Today, October 11, is the International Day of the Girl, a day declared by the United Nations in 2011 to raise awareness about all issues concerning gender inequality around the world. It’s a day when activist groups come together under the same goal to highlight, discuss, and take action to advance rights and opportunities for girls everywhere. Fast forward to today and the International Day of the Girl has become a global movement of hope, inspiration and advocacy to better the lives of half our planet who is being left behind.
Globally, more than 600 million girls live in the developing world and of that number, 130 million girls are currently not in school right now. This is a huge problem which has significant repercussions not only for girls but for the economy and well-being of society as a whole. Education is one of the most powerful weapons in the fight against extreme poverty – so it’s unacceptable that so many girls are still denied the chance to learn.
ONE, a campaigning and advocacy organization of more than eight million people around the world taking action to end extreme poverty and preventable disease, fully understands the power of girls and the way education can be used as a conduit to better not only their lives but society as a whole. ONE is a strong advocate for the rights of women and girls around the world and in honor of this year’s International Day of the Girl, one has released a new report titled “The Toughest Places for a Girl to Get an Education”.
The report identities the ten toughest places in the world for a girl to get an education and has some tragic facts:
- The top ten toughest countries are all fragile states and among the poorest in the world.
- Nine out of ten toughest countries are in Africa.
- Poverty is sexist. Within the toughest 10 countries, girls are 57% more likely than boys to be out of school at the primary level and 83% at the secondary level.
- In the 10 toughest countries, half of the girls are married before their 18th birthday.
- In South Sudan, 73% of girls don’t go to primary school.

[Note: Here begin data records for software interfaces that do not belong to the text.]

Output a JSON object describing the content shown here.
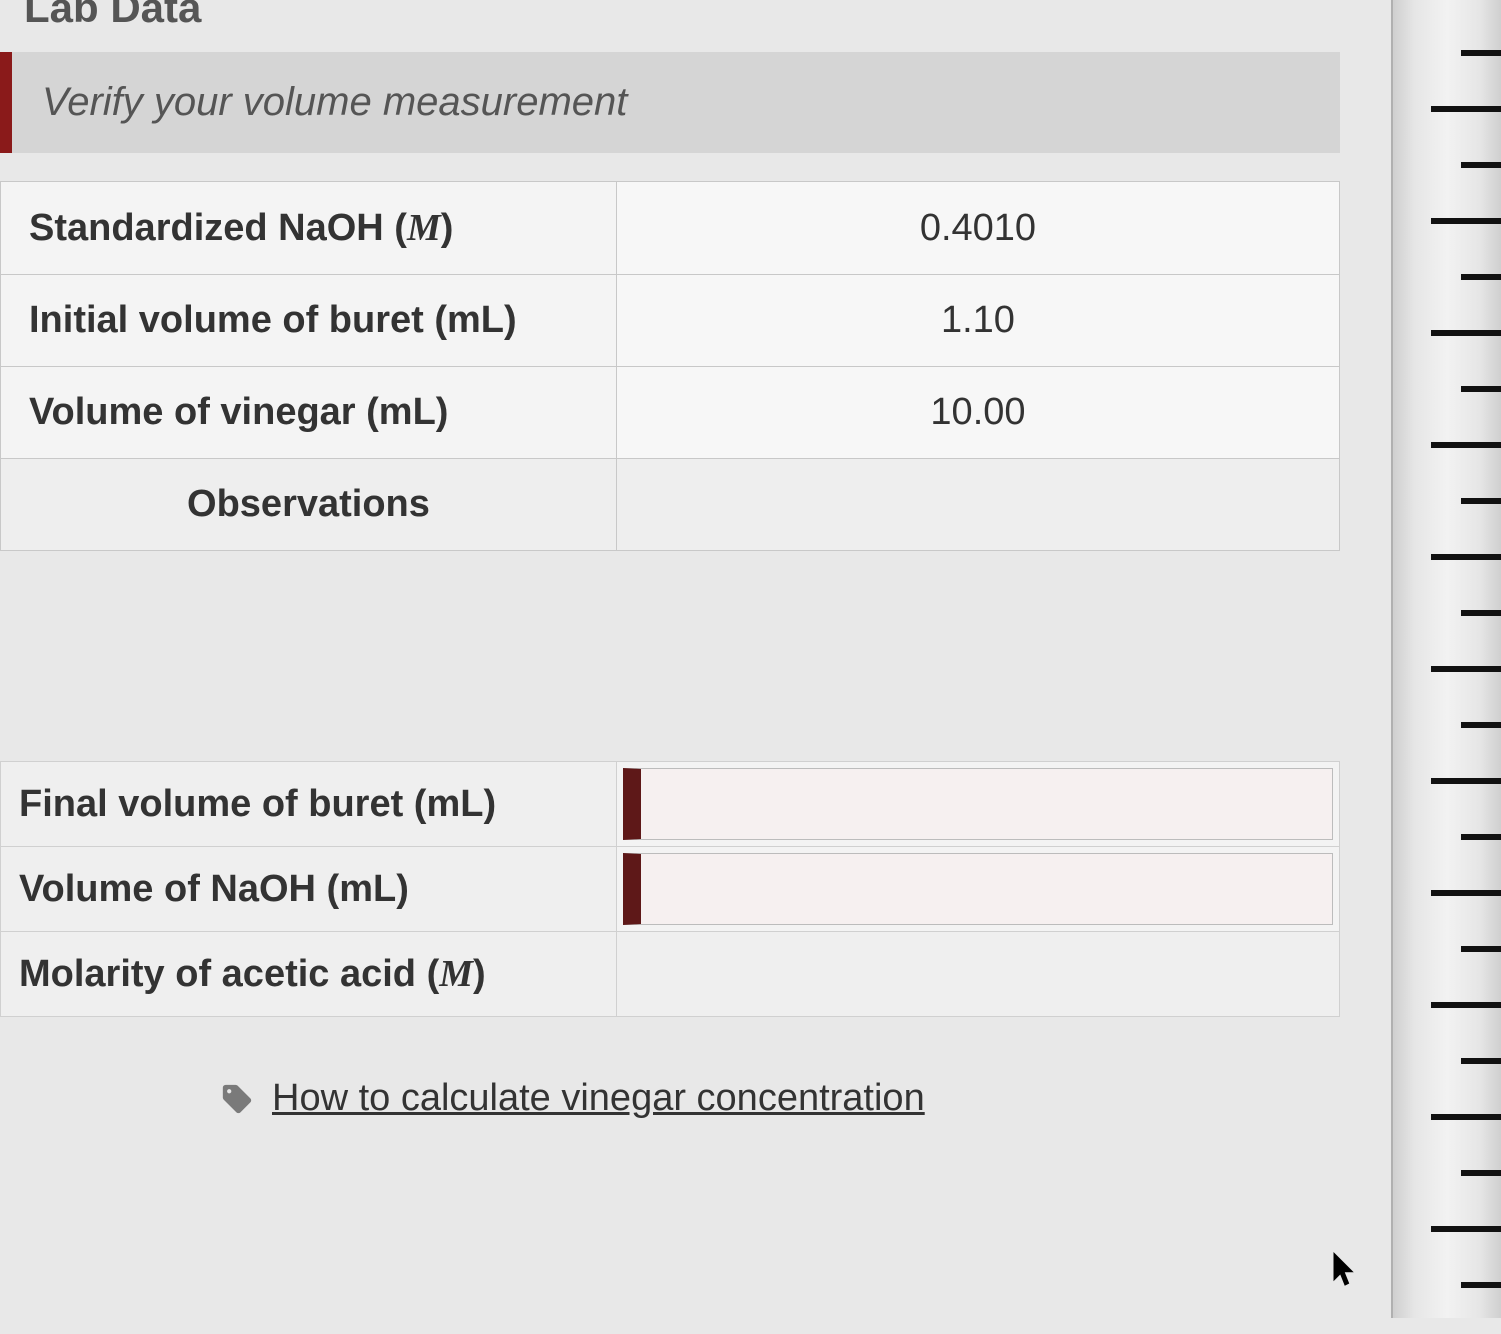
{
  "title": "Lab Data",
  "banner": {
    "message": "Verify your volume measurement"
  },
  "table1": {
    "rows": [
      {
        "label_pre": "Standardized NaOH (",
        "label_var": "M",
        "label_post": ")",
        "value": "0.4010"
      },
      {
        "label": "Initial volume of buret (mL)",
        "value": "1.10"
      },
      {
        "label": "Volume of vinegar (mL)",
        "value": "10.00"
      }
    ],
    "observations_header": "Observations"
  },
  "table2": {
    "rows": [
      {
        "label": "Final volume of buret (mL)",
        "input_value": ""
      },
      {
        "label": "Volume of NaOH (mL)",
        "input_value": ""
      }
    ],
    "acetic": {
      "label_pre": "Molarity of acetic acid (",
      "label_var": "M",
      "label_post": ")"
    }
  },
  "help": {
    "link_text": "How to calculate vinegar concentration"
  },
  "colors": {
    "accent": "#8a1a1a",
    "input_edge": "#5e1818"
  }
}
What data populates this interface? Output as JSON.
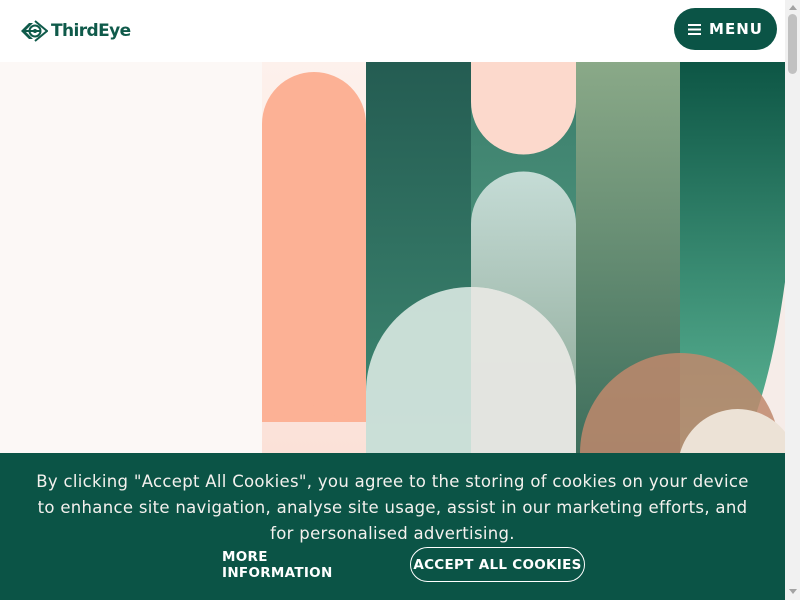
{
  "header": {
    "brand": "ThirdEye",
    "logo_icon": "eye-logo-icon",
    "menu_icon": "hamburger-icon",
    "menu_label": "MENU"
  },
  "cookie_banner": {
    "text": "By clicking \"Accept All Cookies\", you agree to the storing of cookies on your device to enhance site navigation, analyse site usage, assist in our marketing efforts, and for personalised advertising.",
    "more_info_label": "MORE INFORMATION",
    "accept_label": "ACCEPT ALL COOKIES"
  },
  "colors": {
    "brand_green": "#0b5446",
    "peach": "#fcb195",
    "light_peach": "#fcd9cc",
    "background": "#fcf8f6"
  }
}
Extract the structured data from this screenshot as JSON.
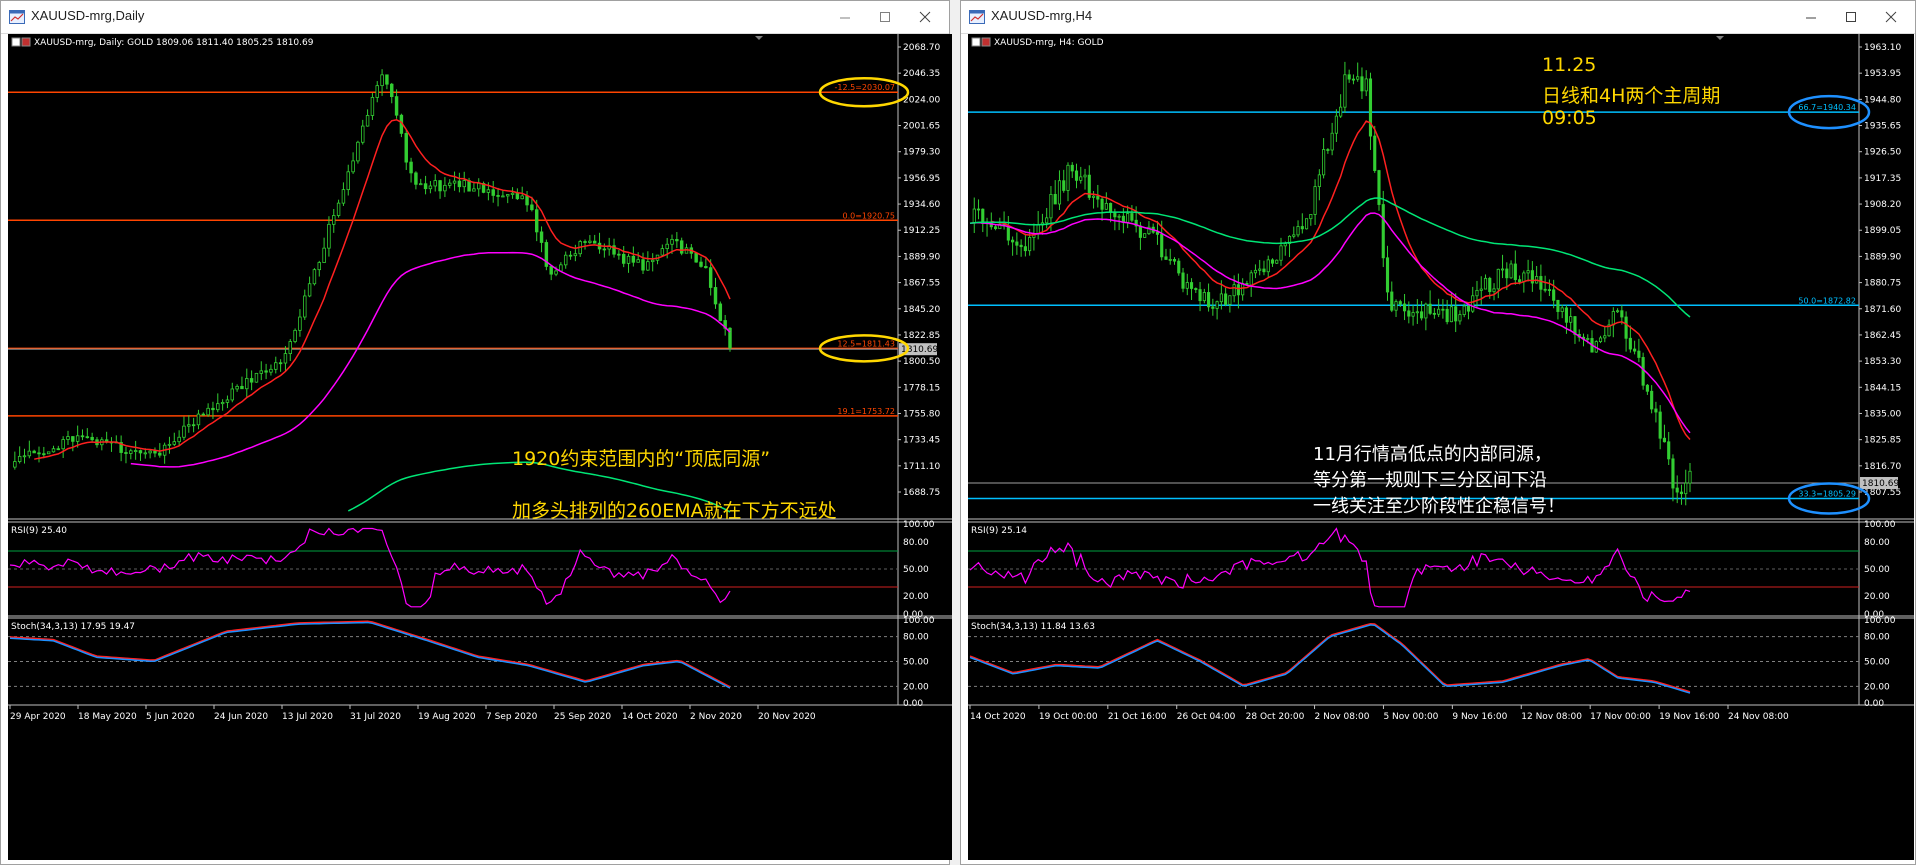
{
  "left_window": {
    "title": "XAUUSD-mrg,Daily",
    "chart_header": "XAUUSD-mrg, Daily:  GOLD  1809.06 1811.40 1805.25 1810.69",
    "price_axis": [
      "2068.70",
      "2046.35",
      "2024.00",
      "2001.65",
      "1979.30",
      "1956.95",
      "1934.60",
      "1912.25",
      "1889.90",
      "1867.55",
      "1845.20",
      "1822.85",
      "1800.50",
      "1778.15",
      "1755.80",
      "1733.45",
      "1711.10",
      "1688.75"
    ],
    "current_price": "1810.69",
    "fib_labels": [
      "-12.5=2030.07",
      "0.0=1920.75",
      "12.5=1811.43",
      "19.1=1753.72"
    ],
    "annotation_line1": "1920约束范围内的“顶底同源”",
    "annotation_line2": "加多头排列的260EMA就在下方不远处",
    "rsi_label": "RSI(9) 25.40",
    "rsi_levels": [
      "100.00",
      "80.00",
      "50.00",
      "20.00",
      "0.00"
    ],
    "stoch_label": "Stoch(34,3,13) 17.95 19.47",
    "stoch_levels": [
      "100.00",
      "80.00",
      "50.00",
      "20.00",
      "0.00"
    ],
    "time_axis": [
      "29 Apr 2020",
      "18 May 2020",
      "5 Jun 2020",
      "24 Jun 2020",
      "13 Jul 2020",
      "31 Jul 2020",
      "19 Aug 2020",
      "7 Sep 2020",
      "25 Sep 2020",
      "14 Oct 2020",
      "2 Nov 2020",
      "20 Nov 2020"
    ]
  },
  "right_window": {
    "title": "XAUUSD-mrg,H4",
    "chart_header": "XAUUSD-mrg, H4:  GOLD",
    "price_axis": [
      "1963.10",
      "1953.95",
      "1944.80",
      "1935.65",
      "1926.50",
      "1917.35",
      "1908.20",
      "1899.05",
      "1889.90",
      "1880.75",
      "1871.60",
      "1862.45",
      "1853.30",
      "1844.15",
      "1835.00",
      "1825.85",
      "1816.70",
      "1807.55"
    ],
    "current_price": "1810.69",
    "fib_labels": [
      "66.7=1940.34",
      "50.0=1872.82",
      "33.3=1805.29"
    ],
    "date_note": [
      "11.25",
      "日线和4H两个主周期",
      "09:05"
    ],
    "annotation_lines": [
      "11月行情高低点的内部同源，",
      "等分第一规则下三分区间下沿",
      "一线关注至少阶段性企稳信号！"
    ],
    "rsi_label": "RSI(9) 25.14",
    "rsi_levels": [
      "100.00",
      "80.00",
      "50.00",
      "20.00",
      "0.00"
    ],
    "stoch_label": "Stoch(34,3,13) 11.84 13.63",
    "stoch_levels": [
      "100.00",
      "80.00",
      "50.00",
      "20.00",
      "0.00"
    ],
    "time_axis": [
      "14 Oct 2020",
      "19 Oct 00:00",
      "21 Oct 16:00",
      "26 Oct 04:00",
      "28 Oct 20:00",
      "2 Nov 08:00",
      "5 Nov 00:00",
      "9 Nov 16:00",
      "12 Nov 08:00",
      "17 Nov 00:00",
      "19 Nov 16:00",
      "24 Nov 08:00"
    ]
  },
  "colors": {
    "chart_background": "#000000",
    "candles": "#32cd32",
    "ema_short": "#ff2020",
    "ema_mid": "#ff00ff",
    "ema_long": "#00e676",
    "fib_left": "#ff4500",
    "fib_right": "#00bfff",
    "annotation_yellow": "#ffd700",
    "annotation_white": "#ffffff",
    "circle_yellow": "#ffd700",
    "circle_blue": "#1e90ff"
  }
}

Yet there is so much hope. Educating girls can change the world. The ripple effect of educating one girl in a community is astounding. The math is simple and easy. So why aren’t more girls in school?